The Boston Bruins are in trouble now.
Earlier this week, it came out that veteran forward Jaromir Jagr was unhappy staying with the New Jersey Devils.
With the team edging closer to a playoff spot, the forty-three year old winger — originally drafted by the Pittsburgh Penguins fifth overall in the 1990 NHL Entry Draft — wasn’t exactly thrilled with his diminishing ice time. He watched as other forwards — also veterans, but none quite as veteran as him — were pushed into his spot on the top six and on special teams. He knew it had to do with the coaching change, and admitted that he’d seen it happen before — but with a certainty that his ice time would disappear completely come a missed playoff run, the Czech hockey star all but demanded a trade out of New Jersey.
Not many were confident that Devils general manager and interim coach Lou Lamoriello would grant Jagr his wish, much less so soon — but sure enough, the two-time Stanley Cup champion is on his way to the Florida Panthers.
According to Sportsnet, the trade will send Jagr to the Panthers in exchange for Florida’s second round pick in the 2015 NHL Entry Draft and a conditional third round pick in the 2016 NHL Entry Draft. The third round pick, according to Mike Morreale of NHL.com, is Jersey’s choice — they may either select Florida’s 2016 third round pick or Minnesota’s, which Florida acquired on February 25th in exchange for veteran forward Sean Bergenheim.
While many were concerned that Florida was gambling their future by dealing Bergenheim to Minnesota just a day prior, it seems clear that the Panthers have no intention of backing down leading up to the post-season. After all, they have no reason to — with twenty-two games apiece to go and an injured David Krejci, the Boston Bruins sit only two points ahead of the Panthers in the race for the second Wild Card spot.
It’s been a joke that the Bruins should fear Jagr heading to Florida; after all, he was on the team the year that they missed out on the Stanley Cup by a single game and a couple minutes of overtime. It was following that season that he first departed for New Jersey; just a season and a half later, he’s still hungry for that elusive third Stanley Cup ring.

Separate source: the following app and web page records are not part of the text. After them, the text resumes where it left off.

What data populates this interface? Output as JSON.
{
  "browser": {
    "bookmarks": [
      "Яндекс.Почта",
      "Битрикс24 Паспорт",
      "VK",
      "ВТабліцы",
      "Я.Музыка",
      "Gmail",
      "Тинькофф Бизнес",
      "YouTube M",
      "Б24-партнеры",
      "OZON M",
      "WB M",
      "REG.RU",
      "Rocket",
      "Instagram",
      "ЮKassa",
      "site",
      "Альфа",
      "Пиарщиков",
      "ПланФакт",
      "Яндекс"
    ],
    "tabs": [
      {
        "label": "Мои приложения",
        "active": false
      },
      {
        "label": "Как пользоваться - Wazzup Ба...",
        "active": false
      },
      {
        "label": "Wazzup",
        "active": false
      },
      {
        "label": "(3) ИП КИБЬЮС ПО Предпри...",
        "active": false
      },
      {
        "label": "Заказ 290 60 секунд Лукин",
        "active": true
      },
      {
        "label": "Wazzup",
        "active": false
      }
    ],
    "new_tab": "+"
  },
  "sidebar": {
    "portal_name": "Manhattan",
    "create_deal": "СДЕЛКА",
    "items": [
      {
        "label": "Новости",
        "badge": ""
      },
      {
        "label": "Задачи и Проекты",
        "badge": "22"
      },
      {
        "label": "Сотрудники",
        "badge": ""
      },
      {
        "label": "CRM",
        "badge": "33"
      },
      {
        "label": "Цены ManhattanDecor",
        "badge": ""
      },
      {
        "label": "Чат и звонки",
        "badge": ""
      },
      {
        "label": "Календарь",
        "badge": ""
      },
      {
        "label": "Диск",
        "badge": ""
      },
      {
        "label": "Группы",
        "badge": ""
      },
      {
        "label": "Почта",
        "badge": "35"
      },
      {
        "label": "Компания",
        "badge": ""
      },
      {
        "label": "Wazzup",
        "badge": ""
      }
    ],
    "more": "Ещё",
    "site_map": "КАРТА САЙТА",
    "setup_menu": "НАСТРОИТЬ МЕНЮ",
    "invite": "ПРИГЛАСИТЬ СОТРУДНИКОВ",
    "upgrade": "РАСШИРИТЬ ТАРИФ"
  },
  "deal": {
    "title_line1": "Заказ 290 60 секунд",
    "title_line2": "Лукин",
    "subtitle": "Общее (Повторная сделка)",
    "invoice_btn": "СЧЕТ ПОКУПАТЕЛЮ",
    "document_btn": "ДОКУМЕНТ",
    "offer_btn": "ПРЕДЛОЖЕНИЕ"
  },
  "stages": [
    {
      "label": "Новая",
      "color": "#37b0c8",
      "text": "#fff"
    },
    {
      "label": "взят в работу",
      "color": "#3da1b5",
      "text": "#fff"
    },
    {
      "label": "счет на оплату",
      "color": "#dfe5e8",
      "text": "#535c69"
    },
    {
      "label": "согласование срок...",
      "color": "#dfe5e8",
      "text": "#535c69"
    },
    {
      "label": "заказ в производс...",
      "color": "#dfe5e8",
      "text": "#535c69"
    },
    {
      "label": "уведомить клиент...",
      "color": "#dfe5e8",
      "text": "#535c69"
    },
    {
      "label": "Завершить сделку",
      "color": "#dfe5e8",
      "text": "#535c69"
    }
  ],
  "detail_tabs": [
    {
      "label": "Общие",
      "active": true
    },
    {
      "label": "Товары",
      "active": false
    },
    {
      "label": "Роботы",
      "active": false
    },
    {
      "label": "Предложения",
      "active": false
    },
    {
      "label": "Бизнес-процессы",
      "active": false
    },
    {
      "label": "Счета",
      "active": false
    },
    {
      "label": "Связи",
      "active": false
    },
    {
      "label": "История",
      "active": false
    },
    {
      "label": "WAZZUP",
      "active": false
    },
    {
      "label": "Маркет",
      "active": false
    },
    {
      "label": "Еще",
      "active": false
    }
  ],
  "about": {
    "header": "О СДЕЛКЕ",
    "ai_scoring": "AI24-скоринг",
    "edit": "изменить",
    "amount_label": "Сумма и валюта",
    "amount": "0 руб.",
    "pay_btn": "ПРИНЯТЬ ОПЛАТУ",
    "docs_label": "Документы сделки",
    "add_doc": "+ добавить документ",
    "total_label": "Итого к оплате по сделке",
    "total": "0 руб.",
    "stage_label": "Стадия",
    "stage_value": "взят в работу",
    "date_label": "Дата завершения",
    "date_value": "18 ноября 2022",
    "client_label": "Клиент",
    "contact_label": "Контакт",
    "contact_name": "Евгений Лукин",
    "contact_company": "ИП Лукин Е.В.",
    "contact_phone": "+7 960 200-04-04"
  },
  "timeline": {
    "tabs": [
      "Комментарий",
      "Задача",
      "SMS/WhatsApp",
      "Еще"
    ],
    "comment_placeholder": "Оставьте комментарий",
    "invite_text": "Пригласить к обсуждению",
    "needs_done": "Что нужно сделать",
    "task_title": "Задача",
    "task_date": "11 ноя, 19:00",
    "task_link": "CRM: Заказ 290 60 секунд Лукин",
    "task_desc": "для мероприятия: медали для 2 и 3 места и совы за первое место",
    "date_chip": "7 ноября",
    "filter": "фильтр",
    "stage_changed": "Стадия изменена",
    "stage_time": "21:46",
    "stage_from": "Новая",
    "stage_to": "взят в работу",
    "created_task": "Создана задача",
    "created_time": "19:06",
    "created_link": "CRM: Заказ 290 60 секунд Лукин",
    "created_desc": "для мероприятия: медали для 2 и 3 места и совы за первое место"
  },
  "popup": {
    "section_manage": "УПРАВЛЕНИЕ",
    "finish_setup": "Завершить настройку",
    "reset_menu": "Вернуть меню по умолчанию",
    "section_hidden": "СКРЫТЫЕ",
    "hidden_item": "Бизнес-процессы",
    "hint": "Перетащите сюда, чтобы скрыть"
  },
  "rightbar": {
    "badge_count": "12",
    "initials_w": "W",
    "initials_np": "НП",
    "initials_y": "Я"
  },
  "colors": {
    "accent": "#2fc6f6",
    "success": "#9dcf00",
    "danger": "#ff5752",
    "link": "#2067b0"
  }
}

Alongside Jagr, though, will be a few other familiar faces for the Bruins — fan favorite Shawn Thornton has taken his enforcer role to Florida this season following a failure to extend his contract this summer, and then there’s Roberto Luongo. If anyone would love nothing more than to be the one who snatches the Wild Card spot from the Bruins, it’s likely to be former Canucks goalie Roberto Luongo; between him, Jagr, and the team’s surprisingly powerful young corps, the Panthers are looking more lethal than anyone expected.
Now that Jagr is off the market, Boston has more reason to be worried than just the symbolism of Jagr’s landing grounds, though — as each successive player is taken off the market leading up to the trade deadline, the Bruins grow less likely to find a replacement for top line center David Krejci. Fourth line center and penalty killer Gregory Campbell is also out for a week, and developing defenseman Kevan Miller is confirmed as out for the season; if Boston can’t find a way to bolster their lineup before 3P.M. on Monday, Florida looks legitimately poised to pass them up in the league standings.
Of course, beating the Bruins isn’t the only reason Florida making the playoffs is so important now.
With nearly empty stands at the start of the season, the Florida Panthers are no stranger to criticism for their lack of a significant fanbase. One of two teams located in the state of Florida — more than many Canadian and Northern States fans believe the sunbelt state should have — the Panthers as a franchise are literally three years younger than Jagr’s hockey career. They’re under new ownership and looking towards a bright future, but they — like the Arizona Coyotes, Carolina Hurricanes, Nashville Predators, and other non-traditional teams — have trouble with being taken seriously around the league.
Watching the Colorado Avalanche make the playoffs in 2014 was a wild success story that spoke as much to a renewed franchise as it did to rookie Nathan Mackinnon, who had been selected first overall in the 2013 NHL Entry Draft. Having the team that selected first overall in 2014 repeat Colorado’s success wouldn’t necessarily indicate a trend — young players like Jonathan Huberdeau and Nick Bjustad certainly help bolster a surprisingly good lineup in Sunrise, Florida — but it would make for a renewed sense of hope for struggling teams league-wide.
The Panthers are also in the process of revitalizing their fanbase. After years of giving away tickets for free in hopes of attracting fans, the new ownership group hopes to build fans the ‘right’ way — by charging regular ticket prices and lending an air of credibility to the franchise as a whole. This has stripped the team of a number of stray bodies filling the arena, but it’s still been tough going for the club.
As they head towards the end of the season, the Panthers now have two goals — remain ahead of the other hungry teams just outside the playoff berth, and surpass the Boston Bruins altogether.
Jagr wasn’t the only serviceable veteran forward on the market, but there’s no denying it — if the Bruins can’t put a deal together soon, this isn’t a pretty end to their season at all. Florida, though, may be in for a fairy tale of a spring, and Jagr’s going to be there to enjoy every minute of it.